## [SUPPLIED MATERIAL]
+ + +

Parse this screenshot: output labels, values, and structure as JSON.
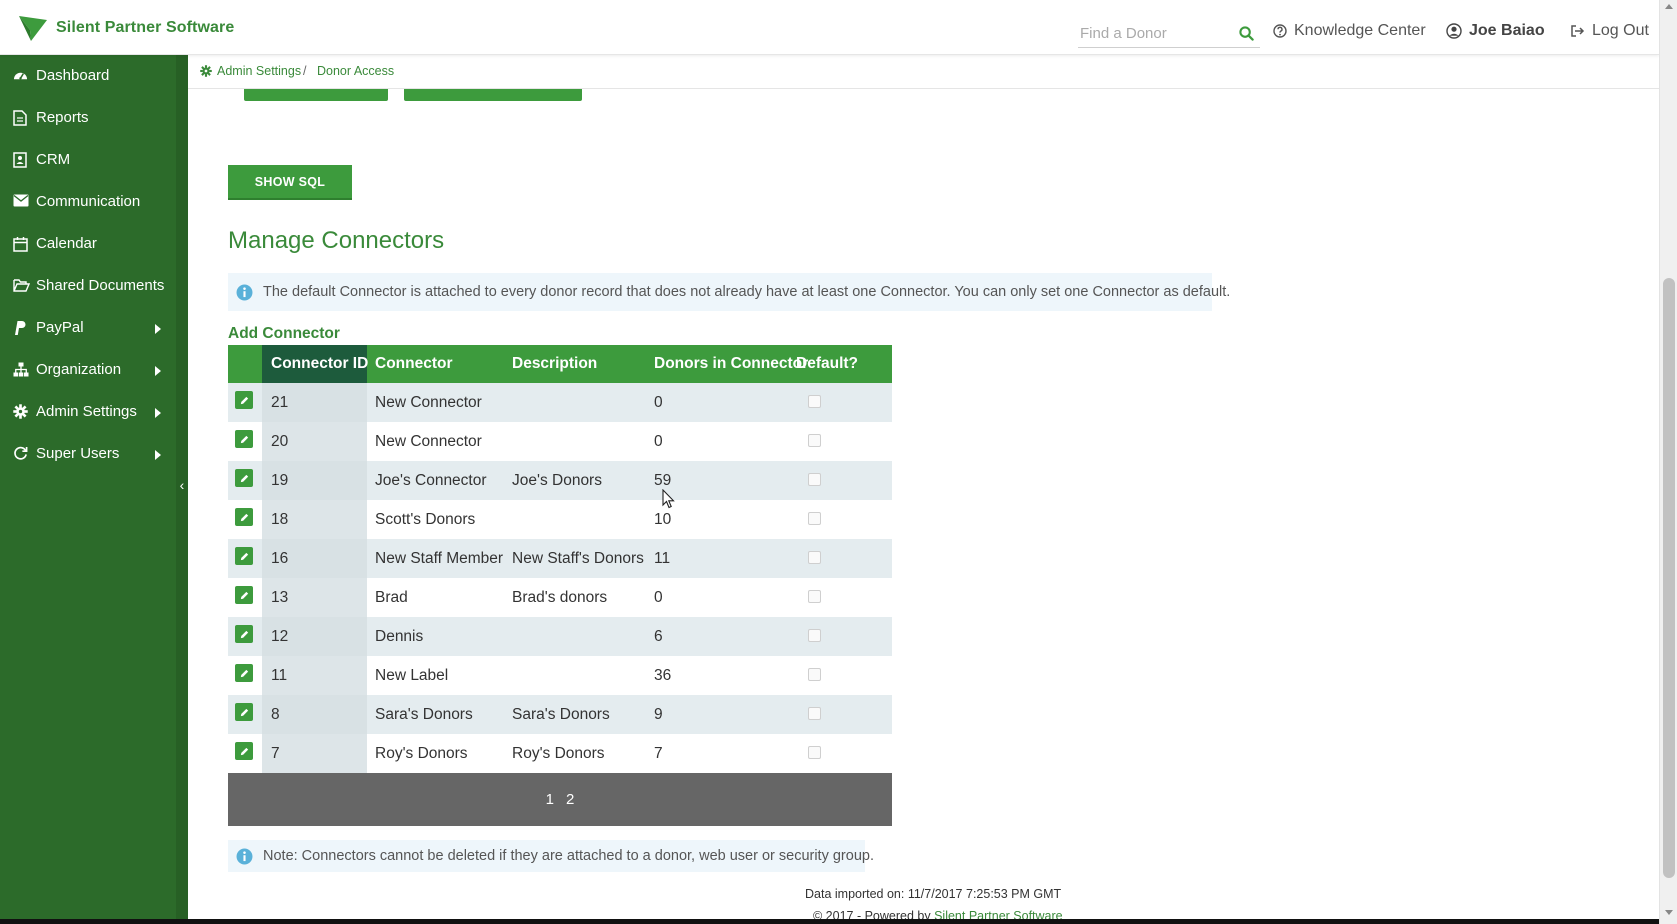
{
  "header": {
    "logo_text": "Silent Partner Software",
    "search_placeholder": "Find a Donor",
    "knowledge_center": "Knowledge Center",
    "user_name": "Joe Baiao",
    "logout": "Log Out"
  },
  "sidebar": {
    "items": [
      {
        "label": "Dashboard",
        "icon": "dashboard-icon"
      },
      {
        "label": "Reports",
        "icon": "reports-icon"
      },
      {
        "label": "CRM",
        "icon": "crm-icon"
      },
      {
        "label": "Communication",
        "icon": "envelope-icon"
      },
      {
        "label": "Calendar",
        "icon": "calendar-icon"
      },
      {
        "label": "Shared Documents",
        "icon": "folder-icon"
      },
      {
        "label": "PayPal",
        "icon": "paypal-icon"
      },
      {
        "label": "Organization",
        "icon": "org-icon"
      },
      {
        "label": "Admin Settings",
        "icon": "gear-icon"
      },
      {
        "label": "Super Users",
        "icon": "refresh-icon"
      }
    ],
    "collapse_glyph": "‹"
  },
  "breadcrumb": {
    "parent": "Admin Settings",
    "separator": "/",
    "current": "Donor Access"
  },
  "main": {
    "show_sql_label": "SHOW SQL",
    "section_title": "Manage Connectors",
    "info_text": "The default Connector is attached to every donor record that does not already have at least one Connector. You can only set one Connector as default.",
    "add_connector": "Add Connector",
    "note_text": "Note: Connectors cannot be deleted if they are attached to a donor, web user or security group."
  },
  "table": {
    "headers": [
      "Connector ID",
      "Connector",
      "Description",
      "Donors in Connector",
      "Default?"
    ],
    "rows": [
      {
        "id": "21",
        "connector": "New Connector",
        "description": "",
        "donors": "0"
      },
      {
        "id": "20",
        "connector": "New Connector",
        "description": "",
        "donors": "0"
      },
      {
        "id": "19",
        "connector": "Joe's Connector",
        "description": "Joe's Donors",
        "donors": "59"
      },
      {
        "id": "18",
        "connector": "Scott's Donors",
        "description": "",
        "donors": "10"
      },
      {
        "id": "16",
        "connector": "New Staff Member",
        "description": "New Staff's Donors",
        "donors": "11"
      },
      {
        "id": "13",
        "connector": "Brad",
        "description": "Brad's donors",
        "donors": "0"
      },
      {
        "id": "12",
        "connector": "Dennis",
        "description": "",
        "donors": "6"
      },
      {
        "id": "11",
        "connector": "New Label",
        "description": "",
        "donors": "36"
      },
      {
        "id": "8",
        "connector": "Sara's Donors",
        "description": "Sara's Donors",
        "donors": "9"
      },
      {
        "id": "7",
        "connector": "Roy's Donors",
        "description": "Roy's Donors",
        "donors": "7"
      }
    ],
    "pages": [
      "1",
      "2"
    ]
  },
  "footer": {
    "imported": "Data imported on: 11/7/2017 7:25:53 PM GMT",
    "copyright": "© 2017 - Powered by",
    "powered_link": "Silent Partner Software"
  },
  "colors": {
    "brand_green": "#3d9b3d",
    "sidebar_green": "#2c6b2a",
    "id_header": "#1d5b3c",
    "pager_gray": "#666666"
  }
}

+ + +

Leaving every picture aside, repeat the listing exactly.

Parse this screenshot: output labels, values, and structure as JSON.
{
  "header": {
    "logo_text": "Silent Partner Software",
    "search_placeholder": "Find a Donor",
    "knowledge_center": "Knowledge Center",
    "user_name": "Joe Baiao",
    "logout": "Log Out"
  },
  "sidebar": {
    "items": [
      {
        "label": "Dashboard",
        "icon": "dashboard-icon"
      },
      {
        "label": "Reports",
        "icon": "reports-icon"
      },
      {
        "label": "CRM",
        "icon": "crm-icon"
      },
      {
        "label": "Communication",
        "icon": "envelope-icon"
      },
      {
        "label": "Calendar",
        "icon": "calendar-icon"
      },
      {
        "label": "Shared Documents",
        "icon": "folder-icon"
      },
      {
        "label": "PayPal",
        "icon": "paypal-icon"
      },
      {
        "label": "Organization",
        "icon": "org-icon"
      },
      {
        "label": "Admin Settings",
        "icon": "gear-icon"
      },
      {
        "label": "Super Users",
        "icon": "refresh-icon"
      }
    ],
    "collapse_glyph": "‹"
  },
  "breadcrumb": {
    "parent": "Admin Settings",
    "separator": "/",
    "current": "Donor Access"
  },
  "main": {
    "show_sql_label": "SHOW SQL",
    "section_title": "Manage Connectors",
    "info_text": "The default Connector is attached to every donor record that does not already have at least one Connector. You can only set one Connector as default.",
    "add_connector": "Add Connector",
    "note_text": "Note: Connectors cannot be deleted if they are attached to a donor, web user or security group."
  },
  "table": {
    "headers": [
      "Connector ID",
      "Connector",
      "Description",
      "Donors in Connector",
      "Default?"
    ],
    "rows": [
      {
        "id": "21",
        "connector": "New Connector",
        "description": "",
        "donors": "0"
      },
      {
        "id": "20",
        "connector": "New Connector",
        "description": "",
        "donors": "0"
      },
      {
        "id": "19",
        "connector": "Joe's Connector",
        "description": "Joe's Donors",
        "donors": "59"
      },
      {
        "id": "18",
        "connector": "Scott's Donors",
        "description": "",
        "donors": "10"
      },
      {
        "id": "16",
        "connector": "New Staff Member",
        "description": "New Staff's Donors",
        "donors": "11"
      },
      {
        "id": "13",
        "connector": "Brad",
        "description": "Brad's donors",
        "donors": "0"
      },
      {
        "id": "12",
        "connector": "Dennis",
        "description": "",
        "donors": "6"
      },
      {
        "id": "11",
        "connector": "New Label",
        "description": "",
        "donors": "36"
      },
      {
        "id": "8",
        "connector": "Sara's Donors",
        "description": "Sara's Donors",
        "donors": "9"
      },
      {
        "id": "7",
        "connector": "Roy's Donors",
        "description": "Roy's Donors",
        "donors": "7"
      }
    ],
    "pages": [
      "1",
      "2"
    ]
  },
  "footer": {
    "imported": "Data imported on: 11/7/2017 7:25:53 PM GMT",
    "copyright": "© 2017 - Powered by",
    "powered_link": "Silent Partner Software"
  },
  "colors": {
    "brand_green": "#3d9b3d",
    "sidebar_green": "#2c6b2a",
    "id_header": "#1d5b3c",
    "pager_gray": "#666666"
  }
}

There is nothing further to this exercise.